concert with Yaalon. But it is not at all clear who would vote for each or all of them. Would they simply
redistribute the existing anti-Netanyahu vote and reduce the size of Yesh Atid? Could one or more of them prove
capable of siphoning off Likud voters? Are they all capable of getting together in a single united list under one
agreed leader, along with remnants of Labor and perhaps Yisrael Beitenu?
As matters stand, the safest bet regarding the outcome of new elections is yet another standoff between Netanyahu’s loyal Likud and his ultra-Orthodox allies on the one hand, and the anti-Netanyahu right and center on the other. The Joint Arab List could conceivably revolutionize this result. The Zionist left, without Labor, will be reduced to Meretz, which might or might not fit into an anti-Netanyahu coalition.

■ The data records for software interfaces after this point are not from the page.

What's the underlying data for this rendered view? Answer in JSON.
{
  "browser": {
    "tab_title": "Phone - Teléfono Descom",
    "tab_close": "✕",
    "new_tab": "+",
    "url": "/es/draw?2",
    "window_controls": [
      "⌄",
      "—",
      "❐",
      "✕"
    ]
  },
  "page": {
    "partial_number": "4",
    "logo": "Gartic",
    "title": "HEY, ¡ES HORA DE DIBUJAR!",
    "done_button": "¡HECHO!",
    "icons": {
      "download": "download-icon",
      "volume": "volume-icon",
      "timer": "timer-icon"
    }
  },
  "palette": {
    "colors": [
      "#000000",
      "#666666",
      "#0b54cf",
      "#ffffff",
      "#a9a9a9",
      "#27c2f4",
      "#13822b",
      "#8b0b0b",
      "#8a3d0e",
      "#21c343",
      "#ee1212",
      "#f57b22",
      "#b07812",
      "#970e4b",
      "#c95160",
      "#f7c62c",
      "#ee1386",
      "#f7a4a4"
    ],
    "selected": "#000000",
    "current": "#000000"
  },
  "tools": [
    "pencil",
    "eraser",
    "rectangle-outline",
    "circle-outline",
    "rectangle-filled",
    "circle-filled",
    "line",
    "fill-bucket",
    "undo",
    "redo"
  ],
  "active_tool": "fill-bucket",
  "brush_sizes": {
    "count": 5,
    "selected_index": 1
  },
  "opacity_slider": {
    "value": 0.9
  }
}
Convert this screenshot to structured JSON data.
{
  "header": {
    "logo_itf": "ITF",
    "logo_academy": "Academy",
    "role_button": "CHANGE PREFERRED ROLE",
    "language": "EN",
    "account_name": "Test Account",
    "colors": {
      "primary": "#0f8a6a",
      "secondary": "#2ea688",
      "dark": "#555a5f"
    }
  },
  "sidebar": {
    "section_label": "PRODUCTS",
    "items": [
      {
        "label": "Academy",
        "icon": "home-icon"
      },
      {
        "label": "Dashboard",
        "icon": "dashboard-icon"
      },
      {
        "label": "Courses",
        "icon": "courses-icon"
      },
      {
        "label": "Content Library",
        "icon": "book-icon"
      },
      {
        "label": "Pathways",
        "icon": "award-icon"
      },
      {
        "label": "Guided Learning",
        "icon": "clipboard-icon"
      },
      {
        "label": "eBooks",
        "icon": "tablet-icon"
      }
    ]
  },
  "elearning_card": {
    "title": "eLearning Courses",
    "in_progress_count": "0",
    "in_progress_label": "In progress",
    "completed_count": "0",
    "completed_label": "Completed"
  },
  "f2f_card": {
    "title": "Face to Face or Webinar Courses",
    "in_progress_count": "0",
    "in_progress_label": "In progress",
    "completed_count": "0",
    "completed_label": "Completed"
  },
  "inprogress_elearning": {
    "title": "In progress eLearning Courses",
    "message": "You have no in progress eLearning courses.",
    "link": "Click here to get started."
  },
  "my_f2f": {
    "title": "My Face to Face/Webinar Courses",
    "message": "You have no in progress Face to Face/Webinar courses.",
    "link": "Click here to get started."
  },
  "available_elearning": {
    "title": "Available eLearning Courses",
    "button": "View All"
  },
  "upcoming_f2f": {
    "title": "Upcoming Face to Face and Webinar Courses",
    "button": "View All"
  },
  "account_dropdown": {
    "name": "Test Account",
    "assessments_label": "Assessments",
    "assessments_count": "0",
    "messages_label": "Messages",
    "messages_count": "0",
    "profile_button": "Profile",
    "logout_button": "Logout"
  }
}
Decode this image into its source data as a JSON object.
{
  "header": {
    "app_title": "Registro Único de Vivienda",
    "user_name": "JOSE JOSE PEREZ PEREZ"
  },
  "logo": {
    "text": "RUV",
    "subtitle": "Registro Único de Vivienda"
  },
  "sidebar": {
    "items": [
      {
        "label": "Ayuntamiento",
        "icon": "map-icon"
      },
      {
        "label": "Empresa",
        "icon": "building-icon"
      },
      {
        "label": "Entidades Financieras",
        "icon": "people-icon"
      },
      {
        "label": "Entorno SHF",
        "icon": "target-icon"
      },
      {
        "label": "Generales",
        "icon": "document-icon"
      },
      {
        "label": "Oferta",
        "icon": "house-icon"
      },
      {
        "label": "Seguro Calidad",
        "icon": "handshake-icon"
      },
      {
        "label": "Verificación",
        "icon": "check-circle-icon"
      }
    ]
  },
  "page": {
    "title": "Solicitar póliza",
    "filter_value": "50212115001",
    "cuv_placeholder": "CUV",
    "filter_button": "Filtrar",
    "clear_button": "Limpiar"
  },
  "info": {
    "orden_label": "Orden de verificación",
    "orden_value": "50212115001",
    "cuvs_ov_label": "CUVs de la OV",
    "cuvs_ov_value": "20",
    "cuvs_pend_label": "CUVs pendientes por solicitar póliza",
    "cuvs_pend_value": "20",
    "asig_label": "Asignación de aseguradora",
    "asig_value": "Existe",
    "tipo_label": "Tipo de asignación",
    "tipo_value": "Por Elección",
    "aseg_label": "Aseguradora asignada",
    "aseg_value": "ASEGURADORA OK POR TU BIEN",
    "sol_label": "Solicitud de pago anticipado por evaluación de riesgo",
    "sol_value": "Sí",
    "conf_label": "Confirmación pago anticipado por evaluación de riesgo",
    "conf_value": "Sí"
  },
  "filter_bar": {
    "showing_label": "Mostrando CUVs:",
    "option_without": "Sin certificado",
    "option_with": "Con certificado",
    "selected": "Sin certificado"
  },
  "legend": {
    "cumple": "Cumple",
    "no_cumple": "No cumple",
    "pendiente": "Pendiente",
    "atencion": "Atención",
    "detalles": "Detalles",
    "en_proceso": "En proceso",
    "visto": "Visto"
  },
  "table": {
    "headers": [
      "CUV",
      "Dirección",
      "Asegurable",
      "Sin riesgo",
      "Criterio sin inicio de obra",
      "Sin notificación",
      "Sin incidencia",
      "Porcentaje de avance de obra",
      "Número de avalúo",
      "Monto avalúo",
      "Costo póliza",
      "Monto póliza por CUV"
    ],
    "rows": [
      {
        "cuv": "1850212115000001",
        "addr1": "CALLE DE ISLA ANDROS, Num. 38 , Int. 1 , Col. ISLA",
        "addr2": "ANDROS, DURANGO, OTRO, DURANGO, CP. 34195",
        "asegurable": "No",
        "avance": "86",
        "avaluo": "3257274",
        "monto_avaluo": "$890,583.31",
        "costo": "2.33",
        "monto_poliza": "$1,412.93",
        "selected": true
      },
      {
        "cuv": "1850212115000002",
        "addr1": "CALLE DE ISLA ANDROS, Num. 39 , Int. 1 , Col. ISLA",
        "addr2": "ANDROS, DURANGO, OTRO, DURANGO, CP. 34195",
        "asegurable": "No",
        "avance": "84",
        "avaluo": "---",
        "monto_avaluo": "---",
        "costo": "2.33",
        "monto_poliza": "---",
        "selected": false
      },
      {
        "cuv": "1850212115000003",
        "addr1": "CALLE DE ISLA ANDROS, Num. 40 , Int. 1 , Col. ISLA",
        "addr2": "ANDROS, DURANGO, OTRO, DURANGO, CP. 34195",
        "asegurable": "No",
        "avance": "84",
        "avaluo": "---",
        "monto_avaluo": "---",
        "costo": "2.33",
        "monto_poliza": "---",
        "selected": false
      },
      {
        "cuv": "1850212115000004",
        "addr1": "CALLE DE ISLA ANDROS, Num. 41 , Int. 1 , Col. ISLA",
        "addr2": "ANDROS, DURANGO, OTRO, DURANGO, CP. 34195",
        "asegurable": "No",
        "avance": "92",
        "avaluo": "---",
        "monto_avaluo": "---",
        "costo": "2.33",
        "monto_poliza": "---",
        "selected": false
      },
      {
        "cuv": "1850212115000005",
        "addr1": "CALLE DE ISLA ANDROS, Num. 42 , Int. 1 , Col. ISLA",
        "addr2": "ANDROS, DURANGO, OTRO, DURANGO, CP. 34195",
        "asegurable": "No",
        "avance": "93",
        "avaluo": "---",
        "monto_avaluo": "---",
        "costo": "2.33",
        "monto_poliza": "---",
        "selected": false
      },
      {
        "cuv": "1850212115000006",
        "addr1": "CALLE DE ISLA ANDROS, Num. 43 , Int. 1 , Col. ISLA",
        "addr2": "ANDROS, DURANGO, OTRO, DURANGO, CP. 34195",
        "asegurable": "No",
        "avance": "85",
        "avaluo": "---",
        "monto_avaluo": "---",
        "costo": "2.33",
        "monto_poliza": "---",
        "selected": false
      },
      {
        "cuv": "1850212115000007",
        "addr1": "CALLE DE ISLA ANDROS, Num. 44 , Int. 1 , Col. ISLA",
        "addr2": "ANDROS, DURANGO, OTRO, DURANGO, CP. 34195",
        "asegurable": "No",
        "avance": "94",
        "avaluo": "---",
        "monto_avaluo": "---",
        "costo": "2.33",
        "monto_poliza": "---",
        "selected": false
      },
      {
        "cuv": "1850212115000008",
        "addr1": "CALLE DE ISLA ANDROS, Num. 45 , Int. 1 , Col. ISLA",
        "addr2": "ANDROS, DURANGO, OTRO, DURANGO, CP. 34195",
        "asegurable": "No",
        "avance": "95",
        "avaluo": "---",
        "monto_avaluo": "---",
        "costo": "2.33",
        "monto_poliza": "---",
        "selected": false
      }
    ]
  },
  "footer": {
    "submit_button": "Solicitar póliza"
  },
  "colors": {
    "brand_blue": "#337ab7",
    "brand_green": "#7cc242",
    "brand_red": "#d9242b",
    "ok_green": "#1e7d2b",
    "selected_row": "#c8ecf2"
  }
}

Netanyahu, for his part, will use every trick in the books and employ all his political mastery in an attempt to remain in power and to use that power to evade prosecution and conviction. One trick he still might promote as a last resort is to get himself elected president of Israel next summer when Reuven Rivlin’s seven-year term ends. Alone among Israel’s political elite, the president has automatic immunity from prosecution while in office. Netanyahu would be out of the decision-making limelight, but he would be safe until age 80. Even his strongest critics might agree to elect him president as a way out of the current political-judicial impasse.
Q. Bottom line? Any strategic insights?
A. Like the previous three rounds, this election will be about Netanyahu: for or against. A second, not fully ripe,
axis of political alignment will pit those prepared to organize a coalition dependent on Arab votes against those
who reject Arab partners. Security and peace issues will barely register in the electoral debate; Netanyahu can
take credit for normalization with the Emirates, but he won’t get many votes on this account. Covid and the economy
will play a stronger role, particularly if elections are held in late March, but mainly in terms of discussion of
Netanyahu’s performance in managing them.
If elections are not held, it would reflect Netanyahu’s decision to allow a 2021 budget, honor next November’s rotation and permit a degree of normalcy in Israeli political life. Because this does not solve Netanyahu’s legal problems, it is extremely doubtful.
Into all these calculations we must factor the vicissitudes of the virus, the economy and Netanyahu’s trial on corruption charges. The direction of none of these issues is predictable.
One conclusion is that a political system that allows all this to happen, one abortive election after another, is defective. Yet it is not likely to be fixed any time soon. This should sound familiar to Americans.
A second conclusion is that Israel is operating in a leadership vacuum. No one--no seasoned politician, no IDF ex-chief of staff--seems capable of filling that vacuum. This too should sound familiar here and there among western democracies.
Finally, whether or not the Biden administration tries to move quickly on the Palestinian issue, during most of the year to come it will be hard to locate an Israeli partner.
For previous editions of Hard Questions, Tough Answers, go to the Index Page.